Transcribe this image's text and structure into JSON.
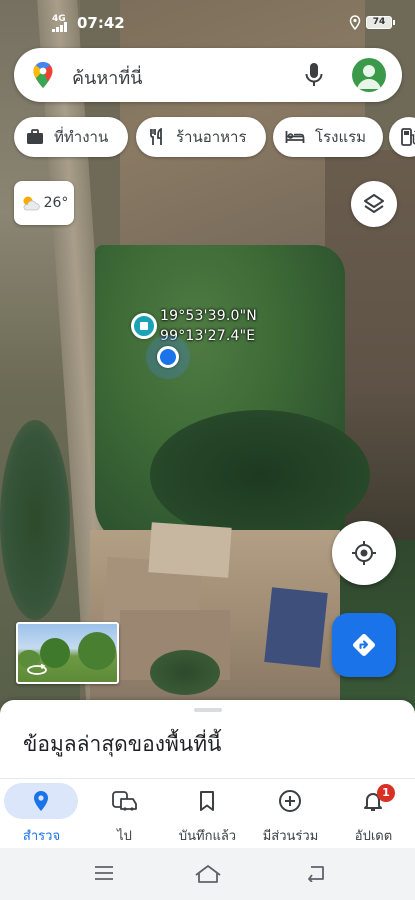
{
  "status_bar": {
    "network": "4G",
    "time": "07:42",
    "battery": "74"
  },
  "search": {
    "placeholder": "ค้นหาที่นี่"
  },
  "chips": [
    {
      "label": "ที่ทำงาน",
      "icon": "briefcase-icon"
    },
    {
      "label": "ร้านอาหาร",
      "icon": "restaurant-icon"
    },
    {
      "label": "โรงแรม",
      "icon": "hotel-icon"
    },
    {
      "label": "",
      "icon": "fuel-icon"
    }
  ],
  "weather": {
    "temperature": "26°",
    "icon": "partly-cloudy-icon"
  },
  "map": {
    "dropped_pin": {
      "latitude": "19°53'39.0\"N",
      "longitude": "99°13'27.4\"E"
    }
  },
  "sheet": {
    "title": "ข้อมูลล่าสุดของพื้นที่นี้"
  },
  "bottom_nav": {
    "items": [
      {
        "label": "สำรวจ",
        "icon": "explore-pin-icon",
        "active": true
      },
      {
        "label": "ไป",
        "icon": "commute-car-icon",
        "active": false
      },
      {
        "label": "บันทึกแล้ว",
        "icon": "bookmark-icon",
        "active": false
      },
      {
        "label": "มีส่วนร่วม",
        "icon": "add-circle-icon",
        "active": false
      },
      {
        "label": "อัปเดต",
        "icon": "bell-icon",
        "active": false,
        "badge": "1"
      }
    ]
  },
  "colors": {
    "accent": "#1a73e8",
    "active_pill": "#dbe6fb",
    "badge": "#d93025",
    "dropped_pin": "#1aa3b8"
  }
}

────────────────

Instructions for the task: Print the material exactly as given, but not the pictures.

The answer:
Transcribe this image's text and structure into JSON.
{
  "status_bar": {
    "network": "4G",
    "time": "07:42",
    "battery": "74"
  },
  "search": {
    "placeholder": "ค้นหาที่นี่"
  },
  "chips": [
    {
      "label": "ที่ทำงาน",
      "icon": "briefcase-icon"
    },
    {
      "label": "ร้านอาหาร",
      "icon": "restaurant-icon"
    },
    {
      "label": "โรงแรม",
      "icon": "hotel-icon"
    },
    {
      "label": "",
      "icon": "fuel-icon"
    }
  ],
  "weather": {
    "temperature": "26°",
    "icon": "partly-cloudy-icon"
  },
  "map": {
    "dropped_pin": {
      "latitude": "19°53'39.0\"N",
      "longitude": "99°13'27.4\"E"
    }
  },
  "sheet": {
    "title": "ข้อมูลล่าสุดของพื้นที่นี้"
  },
  "bottom_nav": {
    "items": [
      {
        "label": "สำรวจ",
        "icon": "explore-pin-icon",
        "active": true
      },
      {
        "label": "ไป",
        "icon": "commute-car-icon",
        "active": false
      },
      {
        "label": "บันทึกแล้ว",
        "icon": "bookmark-icon",
        "active": false
      },
      {
        "label": "มีส่วนร่วม",
        "icon": "add-circle-icon",
        "active": false
      },
      {
        "label": "อัปเดต",
        "icon": "bell-icon",
        "active": false,
        "badge": "1"
      }
    ]
  },
  "colors": {
    "accent": "#1a73e8",
    "active_pill": "#dbe6fb",
    "badge": "#d93025",
    "dropped_pin": "#1aa3b8"
  }
}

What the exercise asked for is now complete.